And the very first thing that I would like to share is: you should have your own Hifdh diary. Just go out and buy a fresh, new notebook (I love the smell of a crisp, new notebook!) and use it for tracking your hifdh and review. Since you should be memorizing and reviewing every single day, you should also be writing in this book every single day.
As usual, I should not advise you towards something that I do not care to fulfill so alhamdu lillah, I also have my own book. Actually I’ve had a few books (lol) but now I have only one that I will use for memorization/review purposes only.
I split it into about 2 sections.
(1) In the front, I track myself. (2) And in the back I do my Qur’an homework (this involves writing everything that I am newly memorizing, and more).
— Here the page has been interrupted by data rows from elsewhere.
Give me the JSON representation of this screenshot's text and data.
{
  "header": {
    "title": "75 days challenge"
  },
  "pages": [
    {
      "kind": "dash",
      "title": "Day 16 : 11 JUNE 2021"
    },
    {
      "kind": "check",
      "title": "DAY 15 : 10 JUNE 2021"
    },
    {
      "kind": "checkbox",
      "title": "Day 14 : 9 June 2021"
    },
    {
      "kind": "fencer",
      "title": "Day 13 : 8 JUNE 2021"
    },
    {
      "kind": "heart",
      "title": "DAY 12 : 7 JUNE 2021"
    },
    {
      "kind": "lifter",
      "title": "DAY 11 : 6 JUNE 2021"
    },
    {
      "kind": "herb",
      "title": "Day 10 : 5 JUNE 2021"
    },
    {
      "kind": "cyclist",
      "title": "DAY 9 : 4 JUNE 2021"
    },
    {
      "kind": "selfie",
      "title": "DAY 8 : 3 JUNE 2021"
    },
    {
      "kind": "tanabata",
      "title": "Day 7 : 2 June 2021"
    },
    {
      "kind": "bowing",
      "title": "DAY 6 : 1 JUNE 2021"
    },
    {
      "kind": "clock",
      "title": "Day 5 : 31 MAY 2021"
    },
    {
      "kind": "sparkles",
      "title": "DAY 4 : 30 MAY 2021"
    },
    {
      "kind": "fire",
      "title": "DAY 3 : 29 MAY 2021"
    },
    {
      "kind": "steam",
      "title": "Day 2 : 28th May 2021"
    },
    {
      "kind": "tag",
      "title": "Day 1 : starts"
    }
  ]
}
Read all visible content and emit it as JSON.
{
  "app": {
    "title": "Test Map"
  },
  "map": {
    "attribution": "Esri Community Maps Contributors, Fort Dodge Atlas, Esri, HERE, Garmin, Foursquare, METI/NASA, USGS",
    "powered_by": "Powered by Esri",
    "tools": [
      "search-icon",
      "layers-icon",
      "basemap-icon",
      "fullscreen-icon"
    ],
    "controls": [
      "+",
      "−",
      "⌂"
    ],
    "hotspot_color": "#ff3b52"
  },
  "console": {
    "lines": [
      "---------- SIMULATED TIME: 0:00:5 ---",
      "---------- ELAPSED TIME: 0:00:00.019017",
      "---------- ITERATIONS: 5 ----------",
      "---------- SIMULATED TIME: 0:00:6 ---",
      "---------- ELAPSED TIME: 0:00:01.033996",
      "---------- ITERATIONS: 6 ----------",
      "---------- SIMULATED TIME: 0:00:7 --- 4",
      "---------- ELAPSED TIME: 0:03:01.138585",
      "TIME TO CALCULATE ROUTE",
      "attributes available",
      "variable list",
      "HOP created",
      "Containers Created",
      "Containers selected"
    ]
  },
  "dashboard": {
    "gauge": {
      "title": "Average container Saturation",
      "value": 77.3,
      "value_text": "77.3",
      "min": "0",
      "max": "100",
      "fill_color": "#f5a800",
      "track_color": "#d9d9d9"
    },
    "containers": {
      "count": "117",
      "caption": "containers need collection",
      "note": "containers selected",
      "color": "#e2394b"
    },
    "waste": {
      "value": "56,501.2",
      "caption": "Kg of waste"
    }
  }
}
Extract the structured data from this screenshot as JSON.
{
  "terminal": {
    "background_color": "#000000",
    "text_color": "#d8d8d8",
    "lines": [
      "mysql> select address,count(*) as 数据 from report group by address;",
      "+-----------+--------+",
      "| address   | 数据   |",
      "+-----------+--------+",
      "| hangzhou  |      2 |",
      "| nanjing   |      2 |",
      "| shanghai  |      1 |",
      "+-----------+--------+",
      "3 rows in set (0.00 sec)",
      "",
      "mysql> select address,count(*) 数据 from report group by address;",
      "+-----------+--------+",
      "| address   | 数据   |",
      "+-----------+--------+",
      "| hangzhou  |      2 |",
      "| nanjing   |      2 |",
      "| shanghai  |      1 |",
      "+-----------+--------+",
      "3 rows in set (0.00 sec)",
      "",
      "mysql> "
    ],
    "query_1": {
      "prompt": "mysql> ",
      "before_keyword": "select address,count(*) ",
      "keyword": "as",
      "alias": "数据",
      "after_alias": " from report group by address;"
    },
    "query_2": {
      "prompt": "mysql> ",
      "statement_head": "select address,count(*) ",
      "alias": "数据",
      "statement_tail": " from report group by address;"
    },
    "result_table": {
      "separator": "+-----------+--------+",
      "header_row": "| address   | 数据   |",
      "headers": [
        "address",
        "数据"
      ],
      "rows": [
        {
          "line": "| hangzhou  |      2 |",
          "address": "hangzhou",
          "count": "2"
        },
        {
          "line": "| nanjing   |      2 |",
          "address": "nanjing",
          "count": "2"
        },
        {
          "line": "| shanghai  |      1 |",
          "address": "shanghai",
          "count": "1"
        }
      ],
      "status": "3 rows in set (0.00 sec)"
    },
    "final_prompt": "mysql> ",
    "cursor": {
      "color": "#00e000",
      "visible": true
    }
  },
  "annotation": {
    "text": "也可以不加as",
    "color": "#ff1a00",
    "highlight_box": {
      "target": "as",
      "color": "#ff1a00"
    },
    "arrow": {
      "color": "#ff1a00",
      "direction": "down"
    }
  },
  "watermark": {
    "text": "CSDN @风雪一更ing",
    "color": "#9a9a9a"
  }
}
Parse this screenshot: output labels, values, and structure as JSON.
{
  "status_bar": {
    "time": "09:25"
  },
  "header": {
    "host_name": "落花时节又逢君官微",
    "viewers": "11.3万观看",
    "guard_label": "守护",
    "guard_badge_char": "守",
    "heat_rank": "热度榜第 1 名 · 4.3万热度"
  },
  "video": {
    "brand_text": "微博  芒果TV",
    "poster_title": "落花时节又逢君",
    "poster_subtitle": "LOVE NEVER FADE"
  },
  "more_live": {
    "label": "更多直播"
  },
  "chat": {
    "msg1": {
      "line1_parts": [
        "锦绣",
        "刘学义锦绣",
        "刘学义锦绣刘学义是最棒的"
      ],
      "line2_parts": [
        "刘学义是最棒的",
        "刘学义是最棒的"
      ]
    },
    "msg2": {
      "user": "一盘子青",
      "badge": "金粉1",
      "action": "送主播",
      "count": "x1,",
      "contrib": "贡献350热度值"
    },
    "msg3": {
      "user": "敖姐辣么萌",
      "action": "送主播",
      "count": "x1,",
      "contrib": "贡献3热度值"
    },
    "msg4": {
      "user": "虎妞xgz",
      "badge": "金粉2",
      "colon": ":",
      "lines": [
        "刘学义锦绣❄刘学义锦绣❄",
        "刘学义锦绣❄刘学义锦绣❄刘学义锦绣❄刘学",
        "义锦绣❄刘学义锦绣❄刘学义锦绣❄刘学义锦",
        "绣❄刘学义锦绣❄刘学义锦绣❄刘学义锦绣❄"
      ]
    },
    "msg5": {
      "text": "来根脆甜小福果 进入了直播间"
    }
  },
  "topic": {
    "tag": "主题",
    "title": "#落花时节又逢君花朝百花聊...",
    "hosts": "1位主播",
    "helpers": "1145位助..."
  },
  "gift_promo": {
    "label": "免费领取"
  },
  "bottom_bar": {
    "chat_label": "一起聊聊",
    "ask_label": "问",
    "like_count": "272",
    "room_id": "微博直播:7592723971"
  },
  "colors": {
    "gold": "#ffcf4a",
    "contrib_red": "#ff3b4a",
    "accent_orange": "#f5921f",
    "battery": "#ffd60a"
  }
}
In the Tracking Section:
You need a chart, and the columns are as follows:
- Date: This includes the Day of the Week and the Month/Date/Year
- Memorized: How many lines memorized, which specific surah and ayaat, how much time it took, when did you memorize (can include specific timings, or just the general time of day)
- Reviewed: Which pages did you review, when did you review it, how long did it take?
- How much time you feel like you wasted that day in total
- How many hours you slept, how many naps you took
- How difficult it was for you to memorize a certain page, and what the reason behind it may be. For example, page 31 was one of my most difficult pages, not because the ayaat are difficult, for truly they are easy ayaat. It was simply because of a sin that I had committed. That was what was keeping me from that sacred knowledge.
- You can also track your eating habits (eating healthy vs. fried foods)
- Whether or not you were fasting when you memorized/reviewed
- How lazy you’ve been feeling, the list goes on.
You can also jot down little reminders and anything that motivates you to memorize. Maybe you met a really inspiring person, record the experience in your Hifdh Diary and re-visit it when you are feeling low on motivation.
Take note of when you become lazy and what it’s usually preceded by. For example, I noticed that when I became lazy towards memorizing Qur’an, it was usually because of 1 of the following 3 reasons:
- When I feel like it’s becoming difficult for me.
- When I feel guilty (thinking that I may have wronged someone or committed a sin)
- When I feel arrogant (like “Whew! I’m awesome, I think I’ll take a break.”…It disgusts (I know it’s a strong word, but it does) me to even type it but it happens and I hope this will be a warning to others. Don’t be offended, but you’re not that awesome, and neither am I.)
You can also track the pages of Tafsir that you’ve read. It was recommended to me, by another memorizer, to read 30 pages a day. If you feel like you can do more and benefit/retain it, then do that.
In short, track yourself. It’s always good to get things down on paper, because as a memorizer of Qur’an, you should already realize, your memory is not as strong and perfect as you think, therefore, whenever we can, we should write things down. Another benefit of this is that you get to see your progress and this is one of the best encouragements. This is the type of encouragement that no one else can give you/tell you about, you see it for yourself. And if you ever become low on motivation, remind yourself of how much you are progressing, and how quickly that can un-do itself if you allow it to.
That’s it for now. Happy Memorizing!